Fund managers continue to improve their outlook for growth and confidence in Mexico, fueling bullish/bullish sentiment regarding Mexican assets, as evidenced by information in the monthly survey by Bank of America Securities.
For the second month in a row, most investors identified the slowdown in the US as the biggest tail risk for Mexico, with 55% of the 33 fund managers consulted agreeing with that perception. The percentage contrasts with 43% who cited the same factor last month.
According to the results of the survey, 30% of those interviewed considered the decisions of the Mexican government to be a risk factor for the economy, which indicates a decrease from 35% of those who had the same feelings last month and this contrasts with 43% who had this perception in April.

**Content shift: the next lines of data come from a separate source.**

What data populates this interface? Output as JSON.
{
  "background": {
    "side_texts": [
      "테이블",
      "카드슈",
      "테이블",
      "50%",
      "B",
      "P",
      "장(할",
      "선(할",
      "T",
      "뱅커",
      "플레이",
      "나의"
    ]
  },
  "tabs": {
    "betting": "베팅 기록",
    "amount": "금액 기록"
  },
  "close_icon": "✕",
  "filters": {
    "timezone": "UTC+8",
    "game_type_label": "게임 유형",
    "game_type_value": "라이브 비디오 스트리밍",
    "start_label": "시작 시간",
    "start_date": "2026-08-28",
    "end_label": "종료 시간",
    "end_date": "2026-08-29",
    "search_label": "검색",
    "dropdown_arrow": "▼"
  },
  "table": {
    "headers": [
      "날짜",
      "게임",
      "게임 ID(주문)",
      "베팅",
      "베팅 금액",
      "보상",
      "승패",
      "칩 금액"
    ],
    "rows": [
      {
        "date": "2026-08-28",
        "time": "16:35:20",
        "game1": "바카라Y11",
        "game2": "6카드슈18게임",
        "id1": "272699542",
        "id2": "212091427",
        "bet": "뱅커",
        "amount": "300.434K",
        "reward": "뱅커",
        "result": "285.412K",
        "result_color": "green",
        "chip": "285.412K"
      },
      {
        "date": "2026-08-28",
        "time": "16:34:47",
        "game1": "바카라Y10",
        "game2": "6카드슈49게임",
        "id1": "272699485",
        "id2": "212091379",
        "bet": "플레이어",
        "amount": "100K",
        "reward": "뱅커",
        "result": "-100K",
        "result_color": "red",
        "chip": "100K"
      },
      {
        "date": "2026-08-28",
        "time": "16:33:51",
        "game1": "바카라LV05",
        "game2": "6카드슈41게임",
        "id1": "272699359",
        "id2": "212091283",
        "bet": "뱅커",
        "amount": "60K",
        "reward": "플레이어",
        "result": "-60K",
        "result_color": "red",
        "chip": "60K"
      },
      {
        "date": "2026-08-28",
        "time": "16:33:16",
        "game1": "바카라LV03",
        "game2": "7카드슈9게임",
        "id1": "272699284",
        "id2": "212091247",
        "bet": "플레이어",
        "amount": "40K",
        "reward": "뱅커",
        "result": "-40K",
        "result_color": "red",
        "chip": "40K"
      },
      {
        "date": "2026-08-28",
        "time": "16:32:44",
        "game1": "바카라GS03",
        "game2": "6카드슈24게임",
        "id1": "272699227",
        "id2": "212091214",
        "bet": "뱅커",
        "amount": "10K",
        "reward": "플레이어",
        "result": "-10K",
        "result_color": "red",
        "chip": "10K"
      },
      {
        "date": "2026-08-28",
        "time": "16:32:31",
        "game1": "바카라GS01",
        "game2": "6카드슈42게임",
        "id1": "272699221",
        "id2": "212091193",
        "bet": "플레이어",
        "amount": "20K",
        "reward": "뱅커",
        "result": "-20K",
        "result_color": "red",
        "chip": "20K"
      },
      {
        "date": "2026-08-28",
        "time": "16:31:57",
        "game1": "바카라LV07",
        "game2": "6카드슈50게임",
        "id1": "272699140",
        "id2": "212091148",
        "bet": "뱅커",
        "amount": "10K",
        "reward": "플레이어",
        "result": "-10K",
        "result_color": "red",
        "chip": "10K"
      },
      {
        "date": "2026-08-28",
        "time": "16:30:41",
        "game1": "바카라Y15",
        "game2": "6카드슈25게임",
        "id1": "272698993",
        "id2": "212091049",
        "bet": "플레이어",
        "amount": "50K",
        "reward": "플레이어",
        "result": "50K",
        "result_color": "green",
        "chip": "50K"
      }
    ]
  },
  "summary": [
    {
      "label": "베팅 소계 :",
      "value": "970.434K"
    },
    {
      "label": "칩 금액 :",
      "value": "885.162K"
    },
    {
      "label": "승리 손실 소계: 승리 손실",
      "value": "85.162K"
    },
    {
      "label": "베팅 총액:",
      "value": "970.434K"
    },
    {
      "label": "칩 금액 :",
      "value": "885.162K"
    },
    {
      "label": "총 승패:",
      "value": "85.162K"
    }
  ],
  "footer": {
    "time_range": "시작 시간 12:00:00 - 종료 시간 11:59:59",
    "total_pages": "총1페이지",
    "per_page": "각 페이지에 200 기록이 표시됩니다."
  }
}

Despite the improvement in investor sentiment around the country, Bank of America’s reading is “peaking for bullish sentiment on Mexico”.
According to strategists at BofA Securities, fund managers’ sentiment about Mexico leaves the impression that “participants are more positive about Mexico’s growth.”
This is evidenced by the 57% of those interviewed who now expect the economy to grow between 5 and 7.5% this year versus the 36% they had forecast in May.
According to the results of the survey, 21% of those interviewed consider that the recovery in economic activity will reach a rate of between 2.5 and 5%, which is close to the 20% recorded by this forecast last month.
Only 5% think GDP performance will barely break into the 0-2.5% range, which contrasts with 15% in May.
In a Bank of America Securities survey, conducted June 11-13, they again asked fund managers about the risk that Mexico would “ultimately” lose investment grade.
Among the investors consulted, 27% said they would lose, well below the 42% reached last month and further from the peak reached in November 2019, when 75% felt that way.
As negative sentiment toward Mexico wanes, the June poll ranks as the one with the lowest risk of the country becoming a speculative issuer, putting a significant distance from the record of February this year, when 40% of those interviewed said yes it would lose an investment grade.
Investors also responded about their expectations for the interbank rate.
Thus, 39% of respondents estimate that the year will close at 4%, a percentage that remains unchanged compared to the group in May and which contrasts with 28% of those who had made such forecasts in April.
The proportion of administrators consulted who consider the Banco de México Board of Governors to raise the ratio between 4.25% and 4.5% has risen to 35%.
This contrasts with 25% of those who made these predictions last month.